Radiant heaters are generally available with a protective covering, or sheath. Many heaters are available with multiple sheath material options. Sheath materials for radiant heaters include aluminum, brass, copper, iron, nickel alloy, stainless steel, and steel.
Radiant heaters can be installed several different ways. Mounting options for radiant heaters include sliding clamp or bracket, threat mounting bolts, or no mounting hardware.
Features common to radiant heaters include cooling options, internal temperature detector, liquid tight housing, cryogenic use, UL approval, explosion proof housing, weatherproof housing and corrosion resistance.
Related Products & Services

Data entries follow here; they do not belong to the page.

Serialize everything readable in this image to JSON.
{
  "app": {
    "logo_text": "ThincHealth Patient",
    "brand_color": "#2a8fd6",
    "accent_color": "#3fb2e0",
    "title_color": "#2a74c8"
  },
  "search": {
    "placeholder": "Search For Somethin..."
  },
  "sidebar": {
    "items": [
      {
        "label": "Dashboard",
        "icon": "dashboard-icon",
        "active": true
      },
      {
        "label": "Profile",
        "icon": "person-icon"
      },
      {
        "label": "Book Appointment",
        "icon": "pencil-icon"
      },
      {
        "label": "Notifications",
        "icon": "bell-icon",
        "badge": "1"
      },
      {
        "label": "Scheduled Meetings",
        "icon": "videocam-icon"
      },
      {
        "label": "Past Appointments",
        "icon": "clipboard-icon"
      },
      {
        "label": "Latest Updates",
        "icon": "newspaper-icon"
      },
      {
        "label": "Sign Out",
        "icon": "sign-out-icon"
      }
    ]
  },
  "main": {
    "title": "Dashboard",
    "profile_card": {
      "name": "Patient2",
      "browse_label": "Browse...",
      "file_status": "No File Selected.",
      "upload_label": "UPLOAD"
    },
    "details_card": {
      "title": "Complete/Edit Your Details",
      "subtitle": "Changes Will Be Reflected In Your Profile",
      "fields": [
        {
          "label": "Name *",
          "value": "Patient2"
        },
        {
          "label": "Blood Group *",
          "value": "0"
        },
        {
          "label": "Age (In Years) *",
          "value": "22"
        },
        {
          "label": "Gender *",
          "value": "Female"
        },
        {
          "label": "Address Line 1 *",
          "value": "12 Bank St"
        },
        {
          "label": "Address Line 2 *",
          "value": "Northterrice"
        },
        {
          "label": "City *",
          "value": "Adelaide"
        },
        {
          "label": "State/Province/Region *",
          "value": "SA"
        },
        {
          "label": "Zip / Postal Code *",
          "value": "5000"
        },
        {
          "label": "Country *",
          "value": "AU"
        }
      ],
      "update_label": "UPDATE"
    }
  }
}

Band heaters are ring-shaped heaters that clamp onto a cylindrical object and heat via conductive heat transfer.
Cartridge heaters are cylindrical devices generally inserted into a heated substance.
Circulation heaters are used to heat moving or circulating fluids.
Coil Heaters and Cable Heaters
Coil heaters and cable heaters are heating elements formed from straight (uncoiled) segments of round or square heating cable.
Cylindrical Ceramic Fiber Heaters
Cylindrical ceramic fiber heaters consist of an iron-chrome-aluminum (ICA) heating element and a thick layer of ceramic fiber insulation within a cylinder-shaped housing.
Flat Ceramic Fiber Heaters
Flat ceramic fiber heaters consist of an iron-chrome-aluminum (ICA) heating element and a thick layer of ceramic fiber insulation within a non-curved housing.
Immersion heaters are used in applications that require immersing the heater in the substance to be heated.